After causing more than a few heads to turn in debuting opposite Sonam Kapoor in Aisha, Bollywood actress Amrita Puri is ready for her sophomore film, Blood Money, which opens this weekend all across India. Directed by Vishal Mahadkar and also starring Kunal Khemu, Ms. Puri shared some insight on how she approached her role as Arzoo in the diamond trafficking film formerly known as Jannat 2. She also shared her thoughts about how acting on stage helped her strengthen her skills in front of the camera, and her desire to diversify her filmography with unique roles.
Simran Mody: You’re not just a film actor, as you’ve done some work in theatre. Has one helped you become better in the other?

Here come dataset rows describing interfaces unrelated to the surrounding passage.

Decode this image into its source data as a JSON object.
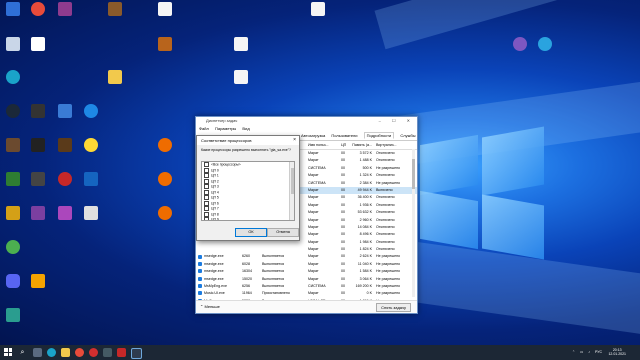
{
  "desktop": {
    "icons": [
      {
        "label": "",
        "color": "#2f6fd6"
      },
      {
        "label": "",
        "color": "#d6d6d6"
      },
      {
        "label": "",
        "color": "#e8b13a"
      },
      {
        "label": "",
        "color": "#4caf50"
      },
      {
        "label": "",
        "color": "#e84b3a"
      },
      {
        "label": "",
        "color": "#8a5a2b"
      },
      {
        "label": "",
        "color": "#ffffff"
      },
      {
        "label": "",
        "color": "#ffffff"
      }
    ]
  },
  "task_manager": {
    "title": "Диспетчер задач",
    "menu": [
      "Файл",
      "Параметры",
      "Вид"
    ],
    "tabs": [
      "Автозагрузка",
      "Пользователи",
      "Подробности",
      "Службы"
    ],
    "active_tab": "Подробности",
    "columns": {
      "name": "Имя",
      "status": "Сост.",
      "user": "Имя польз...",
      "cpu": "ЦП",
      "mem": "Память (а...",
      "virt": "Виртуализ..."
    },
    "rows": [
      {
        "name": "",
        "pid": "",
        "status": "",
        "user": "Марат",
        "cpu": "00",
        "mem": "3 572 K",
        "virt": "Отключено"
      },
      {
        "name": "",
        "pid": "",
        "status": "",
        "user": "Марат",
        "cpu": "00",
        "mem": "1 488 K",
        "virt": "Отключено"
      },
      {
        "name": "",
        "pid": "",
        "status": "",
        "user": "СИСТЕМА",
        "cpu": "00",
        "mem": "500 K",
        "virt": "Не разрешено"
      },
      {
        "name": "",
        "pid": "",
        "status": "",
        "user": "Марат",
        "cpu": "00",
        "mem": "1 324 K",
        "virt": "Отключено"
      },
      {
        "name": "",
        "pid": "",
        "status": "",
        "user": "СИСТЕМА",
        "cpu": "00",
        "mem": "2 384 K",
        "virt": "Не разрешено"
      },
      {
        "name": "",
        "pid": "",
        "status": "",
        "user": "Марат",
        "cpu": "00",
        "mem": "49 944 K",
        "virt": "Включено",
        "selected": true
      },
      {
        "name": "",
        "pid": "",
        "status": "",
        "user": "Марат",
        "cpu": "00",
        "mem": "36 400 K",
        "virt": "Отключено"
      },
      {
        "name": "",
        "pid": "",
        "status": "",
        "user": "Марат",
        "cpu": "00",
        "mem": "1 936 K",
        "virt": "Отключено"
      },
      {
        "name": "",
        "pid": "",
        "status": "",
        "user": "Марат",
        "cpu": "00",
        "mem": "53 632 K",
        "virt": "Отключено"
      },
      {
        "name": "",
        "pid": "",
        "status": "",
        "user": "Марат",
        "cpu": "00",
        "mem": "2 960 K",
        "virt": "Отключено"
      },
      {
        "name": "",
        "pid": "",
        "status": "",
        "user": "Марат",
        "cpu": "00",
        "mem": "14 084 K",
        "virt": "Отключено"
      },
      {
        "name": "",
        "pid": "",
        "status": "",
        "user": "Марат",
        "cpu": "00",
        "mem": "8 496 K",
        "virt": "Отключено"
      },
      {
        "name": "",
        "pid": "",
        "status": "",
        "user": "Марат",
        "cpu": "00",
        "mem": "1 984 K",
        "virt": "Отключено"
      },
      {
        "name": "",
        "pid": "",
        "status": "",
        "user": "Марат",
        "cpu": "00",
        "mem": "1 824 K",
        "virt": "Отключено"
      },
      {
        "name": "msedge.exe",
        "pid": "6260",
        "status": "Выполняется",
        "user": "Марат",
        "cpu": "00",
        "mem": "2 624 K",
        "virt": "Не разрешено"
      },
      {
        "name": "msedge.exe",
        "pid": "6028",
        "status": "Выполняется",
        "user": "Марат",
        "cpu": "00",
        "mem": "11 040 K",
        "virt": "Не разрешено"
      },
      {
        "name": "msedge.exe",
        "pid": "16304",
        "status": "Выполняется",
        "user": "Марат",
        "cpu": "00",
        "mem": "1 584 K",
        "virt": "Не разрешено"
      },
      {
        "name": "msedge.exe",
        "pid": "15020",
        "status": "Выполняется",
        "user": "Марат",
        "cpu": "00",
        "mem": "3 064 K",
        "virt": "Не разрешено"
      },
      {
        "name": "MsMpEng.exe",
        "pid": "6256",
        "status": "Выполняется",
        "user": "СИСТЕМА",
        "cpu": "00",
        "mem": "169 200 K",
        "virt": "Не разрешено"
      },
      {
        "name": "Music.UI.exe",
        "pid": "11964",
        "status": "Приостановлено",
        "user": "Марат",
        "cpu": "00",
        "mem": "0 K",
        "virt": "Не разрешено"
      },
      {
        "name": "NisSrv.exe",
        "pid": "5228",
        "status": "Выполняется",
        "user": "LOCAL SE...",
        "cpu": "00",
        "mem": "1 896 K",
        "virt": "Не разрешено"
      },
      {
        "name": "NVIDIA Web Helpe...",
        "pid": "5096",
        "status": "Выполняется",
        "user": "Марат",
        "cpu": "00",
        "mem": "1 044 K",
        "virt": "Не разрешено"
      }
    ],
    "less_label": "Меньше",
    "end_task_label": "Снять задачу"
  },
  "affinity_dialog": {
    "title": "Соответствие процессоров",
    "question": "Какие процессоры разрешено выполнять \"gta_sa.exe\"?",
    "items": [
      "<Все процессоры>",
      "ЦП 0",
      "ЦП 1",
      "ЦП 2",
      "ЦП 3",
      "ЦП 4",
      "ЦП 5",
      "ЦП 6",
      "ЦП 7",
      "ЦП 8",
      "ЦП 9"
    ],
    "ok_label": "ОК",
    "cancel_label": "Отмена"
  },
  "taskbar": {
    "time": "20:13",
    "date": "12.01.2021",
    "lang": "РУС",
    "tray": "⌃ ▭ ♪"
  }
}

Amrita Puri: I have done a lot of theatre. I love it because there is a lot more creativity in it, and it helps me keep my acting skills sharp. I keep learning lots of new things when I am doing theatre.
SM: Blood Money is now your second film after Aisha. What is your impression of Bollywood as a film industry so far?
AP: It took me two years of auditioning, after which I got Aisha. For a person like me, who is from a non-film background, it is very difficult to get into films. The number of young people who want to get into the industry is huge, but very few make it big. I consider myself very lucky. But I had to work very hard for this opportunity. And it feels great that whatever work I got has been on the basis of my performance.
SM: It was not just the industry people you had to prove yourself to, but it also took you some time to gain acceptance from your family, right?
AP: I don’t come from a film background. It took me two years to convince my father. That was the hard part, because I did not want to do it without his support. Once he agreed, it took me good three years of struggle to reach where I am today.
SM: What has been your greatest challenge, working in Bollywood so far?
AP: I have spent a lot of time hopping from one audition to another. Sometimes the crowd would spill on the road and we would be standing and waiting for our call. This phase is very difficult. I have a lot of respect for newcomers because you do need a lot of courage for this.
SM: What kind of roles are you looking for? Can you tell us about your role in Blood Money?
AP: I did not want to get stereotyped. That is why, after Aisha, I was very particular about the kind of roles I select. My role in this film is very different from Aisha. I play a middle class girl from Mumbai who gets married to the character played by actor Kunal Khemu, who goes to Capetown. Kunal starts to work in a small business of diamond exporting, and then life takes a twist. I have a very nice character graph. I play a very sweet girl. She is a very black-and-white character, but her personality goes through a change when Kunal gets involved in the diamond trade. It affects their relationship, and she gets isolated and withdrawn, but she is a strong woman. I enjoyed doing the role.
SM: Speaking of Kunal, what can you tell us about working with him?
AP: He has been doing films since he was very young. His craft is very sharp. He was very helpful on the sets.
SM: It does not seem you are being typecast when you jump from supporting role in your debut film to leading role in your second film. What have the first two films taught you?
AP: Playing a lead role means getting the limelight, but with everything else, it comes with a lot of responsibility and pressure. I hope I am able to live up to the expectations and the film does well.
SM: You impressed a lot of people when you starred alongside Sonam Kapoor in Aisha, yet it took one whole year before Blood Money came around. Was that by choice?
AP: When I was doing Aisha, I was getting a lot of supporting roles, but I told myself that my next film has to be a lead because it is a different experience when you play the lead. It gives you a lot more responsibility. I did not want to settle for something which did not convince me.
Be sure to check out Amrita Puri in ‘Blood Money.’ The film hits theaters around the world on March 30, 2012.